The painting also recalls a performance and sculptural piece made by Rebecca Horn in 1970 called Unicorn. In Unicorn, Horn walks naked through an arable field with her body strapped in a fabric corset that appears almost identical to that worn by Kahlo in The Broken Column. In the piece by the German performance artist, however, the erect, sky-reaching pillar is fixed to her head rather than inserted into her chest. The performance has an air of mythology and religiosity similar to that of Kahlo's painting, but the column is whole and strong again, perhaps paying homage to Kahlo's fortitude and artistic triumph.
Oil on masonite - Dolores Olmedo Collection, Mexico City, Mexico
The Wounded Deer
The 1946 painting, The Wounded Deer, further extends both the notion of chingada and the Saint Sebastian motif already explored in The Broken Column. As a hybrid between a deer and a woman, the innocent Kahlo is wounded and bleeding, preyed upon and hunted down in a clearing in the forest. Staring directly at the viewer, the artist confirms that she is alive, and yet the arrows will slowly kill her. The artist wears a pearl earring, as though highlighting the tension that she feels between her social existence and the desire to exist more freely alongside nature. Kahlo does not portray herself as a delicate and gentle fawn; she is instead a full-bodied stag with large antlers and drooping testicles.
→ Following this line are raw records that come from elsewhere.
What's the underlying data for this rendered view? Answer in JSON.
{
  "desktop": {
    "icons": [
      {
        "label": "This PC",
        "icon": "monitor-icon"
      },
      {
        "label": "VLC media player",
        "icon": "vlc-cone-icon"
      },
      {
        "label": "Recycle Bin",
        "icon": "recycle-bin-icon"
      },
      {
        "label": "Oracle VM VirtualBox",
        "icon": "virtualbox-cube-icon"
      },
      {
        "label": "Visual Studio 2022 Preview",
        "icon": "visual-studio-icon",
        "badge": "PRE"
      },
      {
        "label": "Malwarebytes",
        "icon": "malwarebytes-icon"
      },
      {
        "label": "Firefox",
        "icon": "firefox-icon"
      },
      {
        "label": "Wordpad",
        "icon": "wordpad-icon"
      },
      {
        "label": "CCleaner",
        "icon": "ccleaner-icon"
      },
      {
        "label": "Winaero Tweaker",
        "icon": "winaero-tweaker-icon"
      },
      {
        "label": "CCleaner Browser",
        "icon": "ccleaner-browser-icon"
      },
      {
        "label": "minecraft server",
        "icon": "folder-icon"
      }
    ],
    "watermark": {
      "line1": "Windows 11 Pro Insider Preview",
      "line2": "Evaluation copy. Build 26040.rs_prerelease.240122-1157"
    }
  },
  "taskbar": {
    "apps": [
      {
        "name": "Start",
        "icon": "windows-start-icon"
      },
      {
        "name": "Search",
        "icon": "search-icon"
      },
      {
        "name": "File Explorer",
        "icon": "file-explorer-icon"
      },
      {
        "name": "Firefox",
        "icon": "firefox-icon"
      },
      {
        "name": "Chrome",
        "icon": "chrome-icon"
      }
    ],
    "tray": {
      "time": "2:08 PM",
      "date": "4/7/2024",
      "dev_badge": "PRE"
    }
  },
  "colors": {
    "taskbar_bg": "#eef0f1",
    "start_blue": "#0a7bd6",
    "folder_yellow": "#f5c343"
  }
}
Not only does this suggest, like her suited appearance in early family photographs, that Kahlo is interested in combining the sexes to create an androgyne, but also shows that she attempted to align herself with the other great artists of the past, most of whom had been men. The branch beneath the stag's feet is reminiscent of the palm branches that onlookers laid under the feet of Jesus as he arrived in Jerusalem.
Kahlo continued to identify with the religious figure of Saint Sebastian from this point until her death. In 1953, she completed a drawing of herself in which eleven arrows pierce her skin. Similarly, the artist Louise Bourgeois, also interested in the visualization of pain, used Saint Sebastian as a recurring symbol in her art. She first depicted the motif in 1947 as an abstracted series of forms, barely distinguishable as a human figure; drawn using watercolor and pencil on pink paper, but then later made obvious pink fabric sculptures of the saint, stuck with arrows, she like Kahlo feeling under attack and afraid.
Oil on masonite - Private Collection
Weeping Coconuts (Cocos gimientes)
This still life is exemplary of Kahlo's late work. More frequently associated with her psychological portraiture, Kahlo in fact painted still lifes throughout her career. She depicted fresh fruit and vegetable produce and objects native to Mexico, painting many small-scale still lifes, especially as she grew progressively ill. The anthropomorphism of the fruit in this composition is symbolic of Kahlo's projection of pain into all things as her health deteriorated at the end of her life. In contrast with the tradition of the cornucopia signifying plentiful and fruitful life, here the coconuts are literally weeping, alluding to the dualism of life and death. A small Mexican flag bearing the affectionate and personal inscription "Painted with all the love. Frida Kahlo" is stuck into a prickly pear, signaling Kahlo's use of the fruit as an emblem of personal expression, and communicating her deep respect for all of nature's gifts. During this period, the artist was heavily reliant on drugs and alcohol to alleviate her pain, so albeit beautiful, her still lifes became progressively less detailed between 1951 and 1953.
Oil on board - Los Angeles County Museum of Art